# Work order:
Copy, from the material below, each line that contains the word "Actually".

# Exercise input:

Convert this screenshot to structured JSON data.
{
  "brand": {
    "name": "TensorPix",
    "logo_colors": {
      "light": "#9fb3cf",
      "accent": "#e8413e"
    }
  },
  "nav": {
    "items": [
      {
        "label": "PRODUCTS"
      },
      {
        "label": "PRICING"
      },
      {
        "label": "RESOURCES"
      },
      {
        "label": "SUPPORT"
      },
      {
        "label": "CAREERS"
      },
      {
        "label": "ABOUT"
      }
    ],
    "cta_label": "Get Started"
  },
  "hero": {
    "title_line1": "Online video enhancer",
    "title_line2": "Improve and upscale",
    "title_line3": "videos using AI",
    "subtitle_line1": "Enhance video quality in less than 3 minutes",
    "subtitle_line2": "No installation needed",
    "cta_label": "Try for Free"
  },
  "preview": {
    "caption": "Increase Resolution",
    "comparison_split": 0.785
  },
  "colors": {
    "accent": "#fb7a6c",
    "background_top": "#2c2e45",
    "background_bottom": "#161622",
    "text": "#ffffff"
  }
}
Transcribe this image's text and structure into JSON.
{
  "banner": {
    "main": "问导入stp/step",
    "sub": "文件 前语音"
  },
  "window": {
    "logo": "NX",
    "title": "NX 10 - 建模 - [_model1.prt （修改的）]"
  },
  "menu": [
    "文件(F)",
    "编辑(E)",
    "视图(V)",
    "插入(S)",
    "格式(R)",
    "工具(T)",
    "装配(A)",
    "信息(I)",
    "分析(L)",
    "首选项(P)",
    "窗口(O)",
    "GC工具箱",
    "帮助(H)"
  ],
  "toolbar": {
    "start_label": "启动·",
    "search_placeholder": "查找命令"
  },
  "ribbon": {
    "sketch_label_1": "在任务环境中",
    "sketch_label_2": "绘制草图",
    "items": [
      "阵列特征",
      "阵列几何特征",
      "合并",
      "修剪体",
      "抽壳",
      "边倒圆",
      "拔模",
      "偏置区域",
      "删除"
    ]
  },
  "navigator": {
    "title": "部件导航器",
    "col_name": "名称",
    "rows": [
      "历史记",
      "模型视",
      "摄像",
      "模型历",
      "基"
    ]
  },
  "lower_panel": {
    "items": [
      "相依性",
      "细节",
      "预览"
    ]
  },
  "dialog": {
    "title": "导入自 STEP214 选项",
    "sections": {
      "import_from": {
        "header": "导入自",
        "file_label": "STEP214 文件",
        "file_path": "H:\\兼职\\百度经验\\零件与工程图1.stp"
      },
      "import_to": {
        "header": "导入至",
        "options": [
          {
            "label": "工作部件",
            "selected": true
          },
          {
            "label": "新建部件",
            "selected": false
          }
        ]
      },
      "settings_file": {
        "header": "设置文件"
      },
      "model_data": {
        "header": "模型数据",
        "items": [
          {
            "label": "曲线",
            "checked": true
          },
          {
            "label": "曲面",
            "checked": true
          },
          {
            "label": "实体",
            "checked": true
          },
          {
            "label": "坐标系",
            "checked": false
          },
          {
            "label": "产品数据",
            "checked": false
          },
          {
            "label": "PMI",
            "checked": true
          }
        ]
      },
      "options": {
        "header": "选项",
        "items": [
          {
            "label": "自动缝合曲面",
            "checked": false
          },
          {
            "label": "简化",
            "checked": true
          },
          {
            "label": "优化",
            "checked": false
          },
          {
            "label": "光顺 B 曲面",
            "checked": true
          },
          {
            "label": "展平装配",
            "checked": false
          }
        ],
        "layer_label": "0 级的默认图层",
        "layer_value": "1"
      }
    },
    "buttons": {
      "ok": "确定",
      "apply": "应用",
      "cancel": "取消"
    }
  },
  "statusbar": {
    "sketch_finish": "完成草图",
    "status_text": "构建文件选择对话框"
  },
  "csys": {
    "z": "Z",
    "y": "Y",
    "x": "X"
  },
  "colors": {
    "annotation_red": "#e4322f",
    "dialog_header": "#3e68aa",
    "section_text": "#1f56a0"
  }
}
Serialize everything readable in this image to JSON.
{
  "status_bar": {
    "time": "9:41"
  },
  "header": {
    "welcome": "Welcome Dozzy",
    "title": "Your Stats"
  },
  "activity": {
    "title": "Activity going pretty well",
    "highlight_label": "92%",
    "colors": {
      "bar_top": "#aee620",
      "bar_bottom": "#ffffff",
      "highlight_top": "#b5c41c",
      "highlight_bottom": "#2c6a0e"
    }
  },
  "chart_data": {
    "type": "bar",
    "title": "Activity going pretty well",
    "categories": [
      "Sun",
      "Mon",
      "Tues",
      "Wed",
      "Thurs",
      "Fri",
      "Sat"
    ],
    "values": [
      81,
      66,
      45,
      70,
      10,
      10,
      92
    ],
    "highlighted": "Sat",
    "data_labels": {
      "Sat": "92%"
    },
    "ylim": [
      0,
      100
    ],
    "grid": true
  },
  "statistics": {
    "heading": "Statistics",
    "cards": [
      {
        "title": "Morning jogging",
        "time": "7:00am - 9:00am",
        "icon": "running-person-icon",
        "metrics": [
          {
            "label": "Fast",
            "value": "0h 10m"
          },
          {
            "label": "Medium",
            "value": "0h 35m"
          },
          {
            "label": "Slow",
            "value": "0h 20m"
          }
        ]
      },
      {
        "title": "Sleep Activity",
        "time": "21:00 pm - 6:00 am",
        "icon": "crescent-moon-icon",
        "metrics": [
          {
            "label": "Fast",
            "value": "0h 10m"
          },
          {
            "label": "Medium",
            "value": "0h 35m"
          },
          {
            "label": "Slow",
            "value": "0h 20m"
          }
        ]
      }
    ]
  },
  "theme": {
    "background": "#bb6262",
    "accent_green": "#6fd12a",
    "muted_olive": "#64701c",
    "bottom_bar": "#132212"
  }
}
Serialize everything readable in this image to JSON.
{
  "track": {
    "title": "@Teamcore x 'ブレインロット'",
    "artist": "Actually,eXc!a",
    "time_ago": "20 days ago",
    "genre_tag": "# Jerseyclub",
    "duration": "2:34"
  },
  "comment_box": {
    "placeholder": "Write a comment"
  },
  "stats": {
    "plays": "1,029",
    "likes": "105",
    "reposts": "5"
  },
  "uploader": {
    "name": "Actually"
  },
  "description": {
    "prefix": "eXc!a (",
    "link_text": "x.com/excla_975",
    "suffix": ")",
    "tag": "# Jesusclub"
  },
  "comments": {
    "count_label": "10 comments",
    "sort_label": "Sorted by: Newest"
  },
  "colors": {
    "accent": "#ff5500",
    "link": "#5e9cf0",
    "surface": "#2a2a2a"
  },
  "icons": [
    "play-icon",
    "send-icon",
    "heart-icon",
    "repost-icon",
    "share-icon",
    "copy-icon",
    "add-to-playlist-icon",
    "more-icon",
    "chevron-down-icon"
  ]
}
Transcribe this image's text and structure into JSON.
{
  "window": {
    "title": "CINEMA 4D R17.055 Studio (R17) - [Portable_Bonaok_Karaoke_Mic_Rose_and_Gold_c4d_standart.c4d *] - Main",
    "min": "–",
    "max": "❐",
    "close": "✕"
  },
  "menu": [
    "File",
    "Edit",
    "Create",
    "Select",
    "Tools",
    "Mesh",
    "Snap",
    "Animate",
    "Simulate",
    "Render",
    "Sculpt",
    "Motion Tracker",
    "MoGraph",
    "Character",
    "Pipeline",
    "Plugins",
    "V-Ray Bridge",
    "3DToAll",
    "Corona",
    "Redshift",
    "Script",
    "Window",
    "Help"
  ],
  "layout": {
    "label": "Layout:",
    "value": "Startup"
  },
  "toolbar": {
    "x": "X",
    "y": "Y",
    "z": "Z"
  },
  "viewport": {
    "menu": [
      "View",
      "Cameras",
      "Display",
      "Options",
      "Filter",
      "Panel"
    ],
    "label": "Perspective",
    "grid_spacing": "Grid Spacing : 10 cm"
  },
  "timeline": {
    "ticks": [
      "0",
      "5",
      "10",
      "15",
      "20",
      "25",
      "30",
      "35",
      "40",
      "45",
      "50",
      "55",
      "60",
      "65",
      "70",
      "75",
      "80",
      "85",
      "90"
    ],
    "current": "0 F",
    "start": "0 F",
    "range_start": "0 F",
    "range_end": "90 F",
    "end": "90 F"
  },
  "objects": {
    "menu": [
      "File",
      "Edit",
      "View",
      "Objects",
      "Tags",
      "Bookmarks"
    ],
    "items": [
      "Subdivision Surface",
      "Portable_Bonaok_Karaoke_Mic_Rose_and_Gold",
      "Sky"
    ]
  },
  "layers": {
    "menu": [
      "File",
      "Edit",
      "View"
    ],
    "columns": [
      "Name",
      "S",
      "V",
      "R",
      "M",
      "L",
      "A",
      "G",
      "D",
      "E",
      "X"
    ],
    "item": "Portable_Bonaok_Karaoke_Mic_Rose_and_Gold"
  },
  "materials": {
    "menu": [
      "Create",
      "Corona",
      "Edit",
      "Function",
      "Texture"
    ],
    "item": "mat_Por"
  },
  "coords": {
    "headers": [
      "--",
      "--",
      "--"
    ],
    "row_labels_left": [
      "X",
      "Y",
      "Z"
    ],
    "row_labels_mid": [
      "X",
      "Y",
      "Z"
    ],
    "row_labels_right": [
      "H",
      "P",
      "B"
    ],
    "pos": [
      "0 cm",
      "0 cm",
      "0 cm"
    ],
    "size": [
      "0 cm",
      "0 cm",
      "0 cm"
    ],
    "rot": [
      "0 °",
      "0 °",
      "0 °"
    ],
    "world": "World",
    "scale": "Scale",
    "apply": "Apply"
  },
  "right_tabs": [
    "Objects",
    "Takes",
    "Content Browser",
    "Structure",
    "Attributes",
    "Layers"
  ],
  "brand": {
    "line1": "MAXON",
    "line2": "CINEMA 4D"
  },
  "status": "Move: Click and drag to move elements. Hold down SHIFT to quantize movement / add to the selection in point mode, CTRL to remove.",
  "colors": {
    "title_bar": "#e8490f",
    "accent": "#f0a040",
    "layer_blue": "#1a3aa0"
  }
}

# Task response:
    "artist": "Actually,eXc!a",
    "name": "Actually"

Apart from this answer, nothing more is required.